A new phase begins in Tess's life when she meets Alec again. His pursuit as much as Angel's rejection determines the course her life now takes. Is arbitrary coincidence at work in her stopping at just the time and just the place where Alec is speaking? Is it coincidence that she stands in the sun so that he notices her movement when she leaves? Is their meeting again inevitable because life follows a pattern or occurs in cycles? Or is it inevitable because her personal past with Alec cannot be escaped in society?

The title of this section applies, ironically enough, to both Alec and Angel. Due to the influence of a stranger (the Reverend Clare), Alec undergoes a religious conversion and becomes a preacher. Due to the influence of a stranger, Angel undergoes an intellectual and emotional conversion which allows him to see Tess's purity and innocence, and he returns to England and to Tess. Alec relapses to his former sensual, womanizing self when he sees Tess. Does Angel also relapse to at least some of his conventional narrow-mindedness when he sees Tess again?


The past repeats itself with Alec's pursuit of a fleeing Tess. Just as he caught up with her when she left Chasborough, so he catches up with her now. Then he accepted her leaving, with some reluctance. Why is he unable to let her go when they meet again? Is it that her beauty has developed distinction and depth as a result of her suffering? Does he want to make up for having "grievously wronged" her, as he claims? Is this the only reason why he proposes marriage? Or is his true sexual nature asserting itself, breaking through his momentary religious enthusiasm? Or is he moved by some combination of these possibilities?

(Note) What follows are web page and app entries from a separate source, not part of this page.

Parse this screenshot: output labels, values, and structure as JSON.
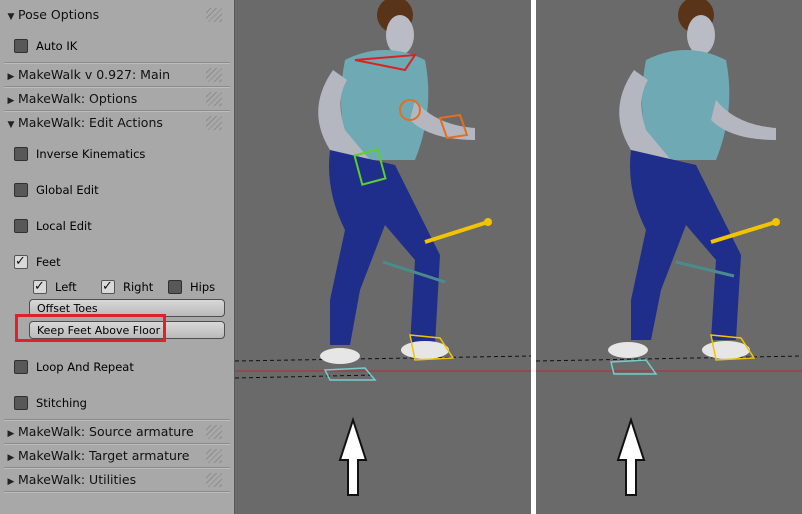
{
  "pose_options": {
    "title": "Pose Options",
    "auto_ik": "Auto IK"
  },
  "main_header": "MakeWalk v 0.927: Main",
  "options_header": "MakeWalk: Options",
  "edit_actions": {
    "title": "MakeWalk: Edit Actions",
    "inverse_kinematics": "Inverse Kinematics",
    "global_edit": "Global Edit",
    "local_edit": "Local Edit",
    "feet": "Feet",
    "left": "Left",
    "right": "Right",
    "hips": "Hips",
    "offset_toes": "Offset Toes",
    "keep_feet_above_floor": "Keep Feet Above Floor",
    "loop_and_repeat": "Loop And Repeat",
    "stitching": "Stitching"
  },
  "source_header": "MakeWalk: Source armature",
  "target_header": "MakeWalk: Target armature",
  "utilities_header": "MakeWalk: Utilities",
  "checkbox_states": {
    "auto_ik": false,
    "inverse_kinematics": false,
    "global_edit": false,
    "local_edit": false,
    "feet": true,
    "left": true,
    "right": true,
    "hips": false,
    "loop_and_repeat": false,
    "stitching": false
  },
  "colors": {
    "highlight": "#e0202a",
    "viewport_bg": "#6a6a6a",
    "panel_bg": "#a8a8a8",
    "pants": "#1f2e8a",
    "shirt": "#6fa9b4",
    "ik_bone": "#f2c400"
  }
}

The metaphor of Tess as hunted prey becomes literal with Alec's pursuit of her. Time and again he offers to take care of her and to provide for her family. He seems genuinely distressed at times by the hardship of her time. An increasingly pressured Tess continues to resist Alec. Angered when Alec sneers at her husband, she strikes him with a heavy leather glove and draws blood. Her anger and violence here foreshadow the ending; if they are traits inherited from her d'Urberville ancestors, is she a victim of the past and of circumstance? Tess immediately falls into the role of victim and passive sufferer:

          "Now, punish me!" she said, turning up her eyes to him with the hopeless defiance of the sparrow's gaze before its captor twists its neck. "Whip me, crush me; you need not mind those people under the rick! I shall not cry out. Once victim, always victim–that's the law!" (page 336)
Does Tess seek death? Or is she in despair at the possibility of falling again? This passage shows how helpless she has become since she mercifully twisted the pheasants' necks. Now she is the hunted prey, suffering the pheasants' agony, asking to have her neck twisted. Tess's prospects or possibilities are narrowing, and life offers her no mercy.


The arbitrariness of life kills off her father and allows her mother to recover. The death of her father acquires a grim meaning for his family because of changes occurring in rural society. The lease to their home expires with his death; historical changes are pushing the class to which the Durbeyfields belong out of their homes and communities. So circumstances are hostile to the Durbeyfields. Additionally, Marlott's "respectable" members, who have a narrow code of sexual morality, regard Tess as a bad influence who should leave. Her mother's irresponsibility and lack of foresight cause them to lose their cottage; she becomes angry when advised that Tess should leave and announces her intention to leave. These circumstances combine to force the Durbeyfields to leave their home and Marlott. Tess feels responsible for their eviction and deeply anxious over what will happen to the children. They become literally homeless when the rooms they are moving to are unavailable; Mrs. Durbeyfield did not confirm their rental soon enough. But it is Tess whom she blames for their predicament.

Tess falls again to Alec.

Does she have a choice, or is she overwhelmed by the hopelessness of her family's circumstances, her sense of responsibility for the children, and her loss of faith in Angel's return? Are other traits, like a tendency to self-sacrifice, operating? Has she ever had a choice? Are there times when she does have a choice and her decisions and actions are the result of her character? In answering these questions, consider the ways Tess is economically, socially, and sexually vulnerable, even powerless; how coincidence and historical movements determine events; and the role which her personal past and family past play in her life.


Phase the First: The Maiden
  Chapters 1-11, pages 1-73
Overview of Hardy
The Opening
Tess's Personal Traits
Tess and Alec
Phase the Second: Maiden No More
  Chapters 12-15, pages 74-100
Rape or Seduction?
Phase the Third: The Rally
  Chapters 16-24, pages 101-152
Nature and the Froom Valley
Phase the Fourth: The Consequence
  Chapters 25-34, pages 153-227
Tess and Angel
Phase the Fifth: The Woman Pays
  Chapters 35-44, pages 228-307
Tess and Angel Part
Phase the Sixth: The Convert
  Chapters 45-52, pages 308-372
Alec Again
A Pure Woman
Phase the Seventh: Fulfillment
  Chapters 53-59, pages 373-405
The Ending
May 14, 2009